Well, let's start from the beginning.
It's generally accepted that the purpose of art is to make a statement and/or elicit some sort of (emotional) response from the audience. There are some modern theories which might disagree, but let's try to stick to the basics.
As with all art, then, the question becomes this: "What is the end (i.e., intended result/reaction) of this work?"
Transgressive works are based on the idea that "Sacred cows make the best hamburgers." By violating some norm, you force your audience to reflect on the norm, what it means for this norm to be broken, and whether the norm was justified in the first place.
As an expected result, transgressive art tends to be inherently offensive (and potentially subject to fraud). This is the basis for the idea that an artist can defecate on a carpet and call it art. However, it's important to remember that not all shit stains on a carpet are the considered product of a conscious artistic decision. Sometimes, the dog just couldn't hold it in.
So, in short, transgressive art is only worthwhile and meaningful as long as the transgression leads the audience to respond in a considered fashion. Unfortunately, the inherently subjective nature of the experience of art and the concept of "naturally-occurring art" blurs the lines considerably. Generally, the conclusion is that art is art only when the objective (that is, unchanging) portion of the experience tends to elicit a consistent response from the target audience.
Of course, that's just the baseline. Advertisements, pornography, literature, etc. all fall into that catch-all category. From that point, you need some criterion for judgement as to what value different art might have (Personally, I use Maslow's hierarchy as a general guideline - the higher up the hierarchy the filled need, the more meritorious and valuable the work).
So yes, I would consider transgressive art acceptable, provided it offers something beyond mere shock value.
As for the actual occurrence of transgressive art that actually comes up here, I'd say there's actually very little, and it generally falls into one of four categories:
A: Dark, brooding, and violent (See: much of Doomish's oeuvre)
B: Anything that might conflict with Hanako's status as the moe equivalent of pink slime (See: Mendacium)
C: Anything that implies that Lilly might be anything other than Mary Poppins with a killer rack (See: Two Hallways)
D: Anything that leaves open the possibility that Jigoro or Nomiya might have an ounce of humanity between the two of them
While there are certainly arguments to be made regarding the quality of some of the works, whenever controversy comes up, it relates more to violation in question (e.g., "[Character] would never
do that!"). I will admit that the examples I've presented deal primarily with character interpretation, and some interpretations are in fact more justified than others, but that ties into the next point:
In order to be transgressive, the transgression must offend the sensibilities and mores of the community.

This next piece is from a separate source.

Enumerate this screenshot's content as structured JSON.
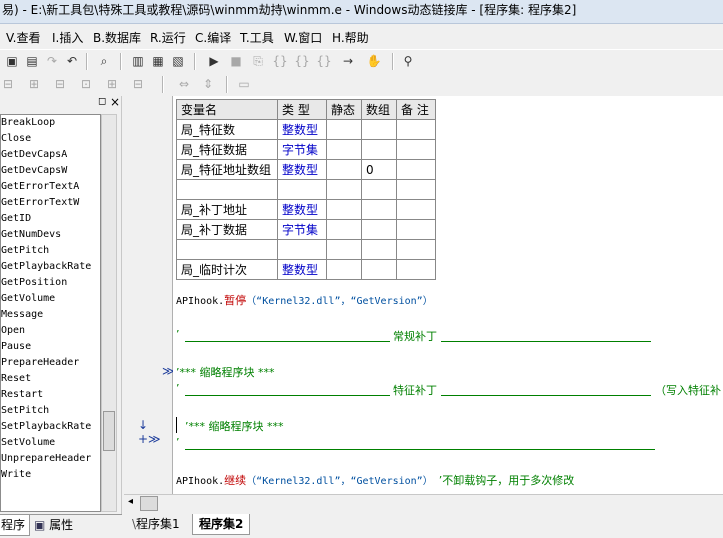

Seems straightforward enough, but it's the "of the community" that's the clincher. We're talking about this community right here. What does that mean?
The basis of this community is KS itself - a visual novel with (softcore) graphic depictions of sex. Because of the origin, much of the community at least has a vague familiarity with 4chan. It is often affectionally referred to as a "cripple porn game." Two of the most popular jokes involve corprophagy and lemon-flavored sodomy, respectively. This is the sort of community that demonstrates the need for the NSFW warning (You should totally check this out, but, fair warning, you could get fired if people know you looked at it.) In other words, it's pretty hard to shock or offend us in the normal way.

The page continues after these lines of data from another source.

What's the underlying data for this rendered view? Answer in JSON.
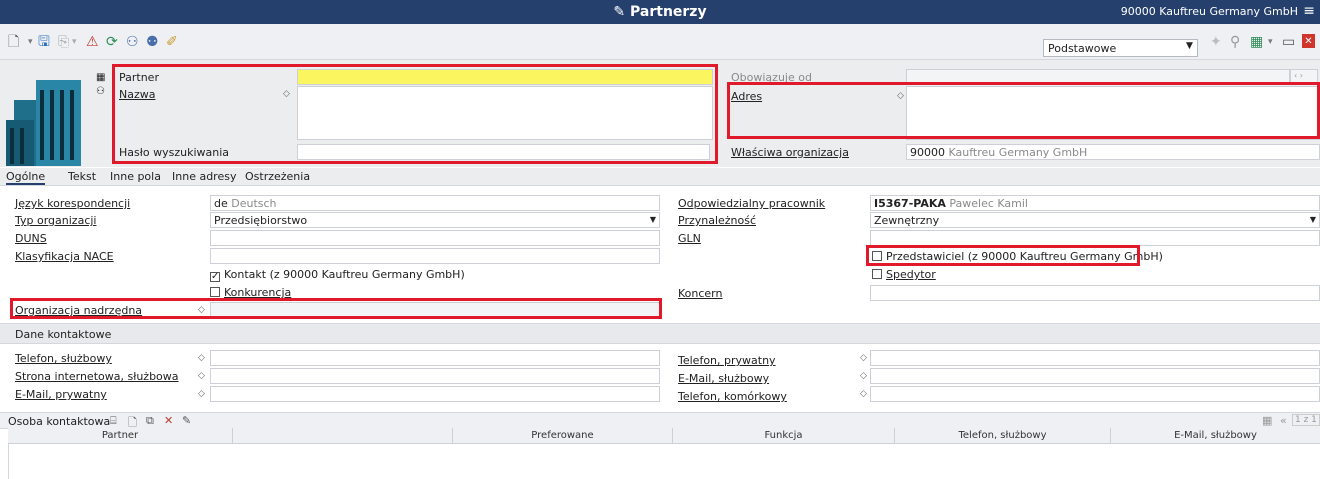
{
  "title": "Partnerzy",
  "title_icon": "pen-icon",
  "org_info": "90000  Kauftreu Germany GmbH",
  "view_select": "Podstawowe",
  "header": {
    "partner_label": "Partner",
    "partner_value": "",
    "nazwa_label": "Nazwa",
    "haslo_label": "Hasło wyszukiwania",
    "obowiazuje_label": "Obowiązuje od",
    "adres_label": "Adres",
    "wlasciwa_label": "Właściwa organizacja",
    "wlasciwa_code": "90000",
    "wlasciwa_name": "Kauftreu Germany GmbH"
  },
  "tabs": [
    "Ogólne",
    "Tekst",
    "Inne pola",
    "Inne adresy",
    "Ostrzeżenia"
  ],
  "general": {
    "jezyk_label": "Język korespondencji",
    "jezyk_code": "de",
    "jezyk_name": "Deutsch",
    "typ_label": "Typ organizacji",
    "typ_value": "Przedsiębiorstwo",
    "duns_label": "DUNS",
    "nace_label": "Klasyfikacja NACE",
    "kontakt_label": "Kontakt (z 90000 Kauftreu Germany GmbH)",
    "kontakt_checked": true,
    "konkurencja_label": "Konkurencja",
    "nadrzedna_label": "Organizacja nadrzędna",
    "odp_label": "Odpowiedzialny pracownik",
    "odp_code": "I5367-PAKA",
    "odp_name": "Pawelec Kamil",
    "przyn_label": "Przynależność",
    "przyn_value": "Zewnętrzny",
    "gln_label": "GLN",
    "przedst_label": "Przedstawiciel (z 90000 Kauftreu Germany GmbH)",
    "spedytor_label": "Spedytor",
    "koncern_label": "Koncern"
  },
  "contact_section": "Dane kontaktowe",
  "contact": {
    "tel_sl": "Telefon, służbowy",
    "www_sl": "Strona internetowa, służbowa",
    "email_pr": "E-Mail, prywatny",
    "tel_pr": "Telefon, prywatny",
    "email_sl": "E-Mail, służbowy",
    "tel_kom": "Telefon, komórkowy"
  },
  "grid": {
    "title": "Osoba kontaktowa",
    "pager": "1 z 1",
    "columns": [
      "Partner",
      "",
      "Preferowane",
      "Funkcja",
      "Telefon, służbowy",
      "E-Mail, służbowy"
    ]
  }
}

Which, then, brings us tot he specific work that sparked this discussion. Was it transgressive? Not really - the people complaining weren't clutching their pearls and harrumphing about how unorthodox it was - they were saying it wasn't terribly clever or funny, leaned too heavily on in-jokes, wasn't very well-written, and was, to be quite frank, bland and uninspired. For that work to have been "transgressive," it would have to have been a transgression of the rules of writing fiction. And, in all fairness, many authors have done a better job of that
without even trying.